# Task directions
Please retype only the lines below that run from the one containing "Give me the" through the last line, both included, without altering a word.

[Records provided Boundary: Start]

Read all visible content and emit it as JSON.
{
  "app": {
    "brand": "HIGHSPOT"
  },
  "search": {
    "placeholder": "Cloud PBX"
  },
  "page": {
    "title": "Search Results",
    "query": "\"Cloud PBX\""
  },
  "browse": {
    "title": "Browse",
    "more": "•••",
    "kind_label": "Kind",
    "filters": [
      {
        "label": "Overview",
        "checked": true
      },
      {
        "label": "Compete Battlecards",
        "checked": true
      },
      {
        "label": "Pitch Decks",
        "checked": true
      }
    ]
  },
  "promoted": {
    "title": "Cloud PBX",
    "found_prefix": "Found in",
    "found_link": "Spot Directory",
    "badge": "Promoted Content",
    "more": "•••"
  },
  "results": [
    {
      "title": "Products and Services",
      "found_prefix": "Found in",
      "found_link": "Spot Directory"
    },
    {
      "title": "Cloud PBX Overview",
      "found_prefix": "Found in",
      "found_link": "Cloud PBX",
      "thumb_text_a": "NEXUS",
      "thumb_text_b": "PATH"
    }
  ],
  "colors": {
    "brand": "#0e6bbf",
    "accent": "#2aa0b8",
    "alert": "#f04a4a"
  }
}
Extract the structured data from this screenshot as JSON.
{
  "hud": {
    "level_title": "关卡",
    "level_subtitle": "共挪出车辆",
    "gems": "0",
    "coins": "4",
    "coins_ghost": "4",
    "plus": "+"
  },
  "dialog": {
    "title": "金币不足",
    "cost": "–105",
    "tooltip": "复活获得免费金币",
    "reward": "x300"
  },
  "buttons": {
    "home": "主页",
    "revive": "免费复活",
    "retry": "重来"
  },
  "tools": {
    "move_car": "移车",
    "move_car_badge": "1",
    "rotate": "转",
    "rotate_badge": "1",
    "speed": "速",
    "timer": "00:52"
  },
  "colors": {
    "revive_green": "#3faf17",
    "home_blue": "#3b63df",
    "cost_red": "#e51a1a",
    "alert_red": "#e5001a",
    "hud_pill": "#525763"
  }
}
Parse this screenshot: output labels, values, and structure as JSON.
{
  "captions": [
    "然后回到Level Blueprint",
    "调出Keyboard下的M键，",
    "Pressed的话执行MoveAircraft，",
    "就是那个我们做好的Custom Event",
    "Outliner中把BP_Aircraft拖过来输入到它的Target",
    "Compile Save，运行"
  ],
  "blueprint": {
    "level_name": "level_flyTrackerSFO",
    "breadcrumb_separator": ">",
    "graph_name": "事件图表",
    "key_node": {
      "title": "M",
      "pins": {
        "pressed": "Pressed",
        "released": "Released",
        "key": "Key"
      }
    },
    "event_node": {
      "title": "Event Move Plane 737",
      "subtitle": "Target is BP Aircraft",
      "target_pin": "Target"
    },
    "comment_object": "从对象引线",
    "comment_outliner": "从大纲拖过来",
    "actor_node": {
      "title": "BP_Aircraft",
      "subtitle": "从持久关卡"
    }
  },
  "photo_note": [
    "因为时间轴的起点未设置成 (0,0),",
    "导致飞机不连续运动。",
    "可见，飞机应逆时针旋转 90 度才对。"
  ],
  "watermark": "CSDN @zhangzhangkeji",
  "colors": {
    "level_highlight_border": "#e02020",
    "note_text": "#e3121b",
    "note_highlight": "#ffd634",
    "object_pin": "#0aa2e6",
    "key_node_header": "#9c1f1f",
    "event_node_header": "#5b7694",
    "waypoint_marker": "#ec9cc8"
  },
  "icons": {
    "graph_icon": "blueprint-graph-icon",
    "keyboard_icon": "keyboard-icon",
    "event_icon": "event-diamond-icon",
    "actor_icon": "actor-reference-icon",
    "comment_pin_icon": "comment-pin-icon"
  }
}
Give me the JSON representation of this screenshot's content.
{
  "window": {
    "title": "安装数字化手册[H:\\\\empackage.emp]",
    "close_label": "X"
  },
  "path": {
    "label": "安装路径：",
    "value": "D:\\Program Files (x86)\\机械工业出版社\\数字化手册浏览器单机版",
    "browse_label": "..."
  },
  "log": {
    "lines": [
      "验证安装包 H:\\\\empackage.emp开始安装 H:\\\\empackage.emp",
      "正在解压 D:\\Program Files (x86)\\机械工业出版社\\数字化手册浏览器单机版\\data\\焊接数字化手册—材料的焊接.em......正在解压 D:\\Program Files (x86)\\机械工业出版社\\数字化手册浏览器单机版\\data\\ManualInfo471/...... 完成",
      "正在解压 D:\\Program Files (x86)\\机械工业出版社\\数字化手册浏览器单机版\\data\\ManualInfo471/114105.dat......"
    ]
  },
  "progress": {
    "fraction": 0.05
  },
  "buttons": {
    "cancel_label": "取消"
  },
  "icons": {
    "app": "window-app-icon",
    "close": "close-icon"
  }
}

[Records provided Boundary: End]

# Result for this exercise
Give me the JSON representation of this screenshot's content.
{
  "window": {
    "title": "安装数字化手册[H:\\\\empackage.emp]",
    "close_label": "X"
  },
  "path": {
    "label": "安装路径：",
    "value": "D:\\Program Files (x86)\\机械工业出版社\\数字化手册浏览器单机版",
    "browse_label": "..."
  },
  "log": {
    "lines": [
      "验证安装包 H:\\\\empackage.emp开始安装 H:\\\\empackage.emp",
      "正在解压 D:\\Program Files (x86)\\机械工业出版社\\数字化手册浏览器单机版\\data\\焊接数字化手册—材料的焊接.em......正在解压 D:\\Program Files (x86)\\机械工业出版社\\数字化手册浏览器单机版\\data\\ManualInfo471/...... 完成",
      "正在解压 D:\\Program Files (x86)\\机械工业出版社\\数字化手册浏览器单机版\\data\\ManualInfo471/114105.dat......"
    ]
  },
  "progress": {
    "fraction": 0.05
  },
  "buttons": {
    "cancel_label": "取消"
  },
  "icons": {
    "app": "window-app-icon",
    "close": "close-icon"
  }
}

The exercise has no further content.